*Data for analysis*:
------------------------------------
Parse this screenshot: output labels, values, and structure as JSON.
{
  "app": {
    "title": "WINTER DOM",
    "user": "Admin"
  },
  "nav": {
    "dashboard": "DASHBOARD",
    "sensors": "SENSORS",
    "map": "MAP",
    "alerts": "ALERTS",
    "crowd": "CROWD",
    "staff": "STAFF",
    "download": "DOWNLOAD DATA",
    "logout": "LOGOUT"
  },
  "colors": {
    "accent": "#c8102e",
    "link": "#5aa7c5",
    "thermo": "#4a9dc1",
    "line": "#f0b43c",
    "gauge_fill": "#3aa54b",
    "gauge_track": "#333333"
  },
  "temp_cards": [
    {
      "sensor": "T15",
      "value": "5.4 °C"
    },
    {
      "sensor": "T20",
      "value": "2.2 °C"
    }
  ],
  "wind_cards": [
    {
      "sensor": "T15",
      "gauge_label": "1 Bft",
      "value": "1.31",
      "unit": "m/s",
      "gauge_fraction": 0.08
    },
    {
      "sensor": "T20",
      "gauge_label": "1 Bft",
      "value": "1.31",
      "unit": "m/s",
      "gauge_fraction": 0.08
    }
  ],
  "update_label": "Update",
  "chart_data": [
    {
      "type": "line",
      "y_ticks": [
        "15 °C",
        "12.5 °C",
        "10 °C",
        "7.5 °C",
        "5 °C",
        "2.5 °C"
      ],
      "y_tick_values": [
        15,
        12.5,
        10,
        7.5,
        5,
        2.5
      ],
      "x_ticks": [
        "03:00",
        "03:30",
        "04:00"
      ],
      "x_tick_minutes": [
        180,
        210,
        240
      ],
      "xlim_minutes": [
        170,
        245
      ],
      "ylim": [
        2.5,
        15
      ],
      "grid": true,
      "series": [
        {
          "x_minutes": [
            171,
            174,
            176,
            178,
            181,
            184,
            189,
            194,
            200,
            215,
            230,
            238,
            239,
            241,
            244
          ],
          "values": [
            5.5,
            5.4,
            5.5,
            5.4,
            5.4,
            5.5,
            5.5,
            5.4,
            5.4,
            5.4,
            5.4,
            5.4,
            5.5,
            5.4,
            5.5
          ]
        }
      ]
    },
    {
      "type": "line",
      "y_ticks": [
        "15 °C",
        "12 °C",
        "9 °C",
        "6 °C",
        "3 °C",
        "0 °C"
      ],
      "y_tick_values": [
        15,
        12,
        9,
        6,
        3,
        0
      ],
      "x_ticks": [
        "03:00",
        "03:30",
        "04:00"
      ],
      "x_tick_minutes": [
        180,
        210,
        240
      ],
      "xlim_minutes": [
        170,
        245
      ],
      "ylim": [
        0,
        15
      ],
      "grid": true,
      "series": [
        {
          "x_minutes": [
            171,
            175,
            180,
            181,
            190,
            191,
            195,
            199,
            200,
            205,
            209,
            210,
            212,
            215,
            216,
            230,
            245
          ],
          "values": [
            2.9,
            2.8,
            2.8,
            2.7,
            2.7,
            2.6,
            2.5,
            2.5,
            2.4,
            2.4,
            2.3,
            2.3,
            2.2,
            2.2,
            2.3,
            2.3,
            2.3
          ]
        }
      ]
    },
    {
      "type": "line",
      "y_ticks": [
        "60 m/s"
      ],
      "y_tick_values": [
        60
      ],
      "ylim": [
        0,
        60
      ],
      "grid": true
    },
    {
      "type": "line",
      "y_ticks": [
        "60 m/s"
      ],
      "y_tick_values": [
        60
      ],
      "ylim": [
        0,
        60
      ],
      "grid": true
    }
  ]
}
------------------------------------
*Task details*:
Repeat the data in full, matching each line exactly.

*Result*:
Parse this screenshot: output labels, values, and structure as JSON.
{
  "app": {
    "title": "WINTER DOM",
    "user": "Admin"
  },
  "nav": {
    "dashboard": "DASHBOARD",
    "sensors": "SENSORS",
    "map": "MAP",
    "alerts": "ALERTS",
    "crowd": "CROWD",
    "staff": "STAFF",
    "download": "DOWNLOAD DATA",
    "logout": "LOGOUT"
  },
  "colors": {
    "accent": "#c8102e",
    "link": "#5aa7c5",
    "thermo": "#4a9dc1",
    "line": "#f0b43c",
    "gauge_fill": "#3aa54b",
    "gauge_track": "#333333"
  },
  "temp_cards": [
    {
      "sensor": "T15",
      "value": "5.4 °C"
    },
    {
      "sensor": "T20",
      "value": "2.2 °C"
    }
  ],
  "wind_cards": [
    {
      "sensor": "T15",
      "gauge_label": "1 Bft",
      "value": "1.31",
      "unit": "m/s",
      "gauge_fraction": 0.08
    },
    {
      "sensor": "T20",
      "gauge_label": "1 Bft",
      "value": "1.31",
      "unit": "m/s",
      "gauge_fraction": 0.08
    }
  ],
  "update_label": "Update",
  "chart_data": [
    {
      "type": "line",
      "y_ticks": [
        "15 °C",
        "12.5 °C",
        "10 °C",
        "7.5 °C",
        "5 °C",
        "2.5 °C"
      ],
      "y_tick_values": [
        15,
        12.5,
        10,
        7.5,
        5,
        2.5
      ],
      "x_ticks": [
        "03:00",
        "03:30",
        "04:00"
      ],
      "x_tick_minutes": [
        180,
        210,
        240
      ],
      "xlim_minutes": [
        170,
        245
      ],
      "ylim": [
        2.5,
        15
      ],
      "grid": true,
      "series": [
        {
          "x_minutes": [
            171,
            174,
            176,
            178,
            181,
            184,
            189,
            194,
            200,
            215,
            230,
            238,
            239,
            241,
            244
          ],
          "values": [
            5.5,
            5.4,
            5.5,
            5.4,
            5.4,
            5.5,
            5.5,
            5.4,
            5.4,
            5.4,
            5.4,
            5.4,
            5.5,
            5.4,
            5.5
          ]
        }
      ]
    },
    {
      "type": "line",
      "y_ticks": [
        "15 °C",
        "12 °C",
        "9 °C",
        "6 °C",
        "3 °C",
        "0 °C"
      ],
      "y_tick_values": [
        15,
        12,
        9,
        6,
        3,
        0
      ],
      "x_ticks": [
        "03:00",
        "03:30",
        "04:00"
      ],
      "x_tick_minutes": [
        180,
        210,
        240
      ],
      "xlim_minutes": [
        170,
        245
      ],
      "ylim": [
        0,
        15
      ],
      "grid": true,
      "series": [
        {
          "x_minutes": [
            171,
            175,
            180,
            181,
            190,
            191,
            195,
            199,
            200,
            205,
            209,
            210,
            212,
            215,
            216,
            230,
            245
          ],
          "values": [
            2.9,
            2.8,
            2.8,
            2.7,
            2.7,
            2.6,
            2.5,
            2.5,
            2.4,
            2.4,
            2.3,
            2.3,
            2.2,
            2.2,
            2.3,
            2.3,
            2.3
          ]
        }
      ]
    },
    {
      "type": "line",
      "y_ticks": [
        "60 m/s"
      ],
      "y_tick_values": [
        60
      ],
      "ylim": [
        0,
        60
      ],
      "grid": true
    },
    {
      "type": "line",
      "y_ticks": [
        "60 m/s"
      ],
      "y_tick_values": [
        60
      ],
      "ylim": [
        0,
        60
      ],
      "grid": true
    }
  ]
}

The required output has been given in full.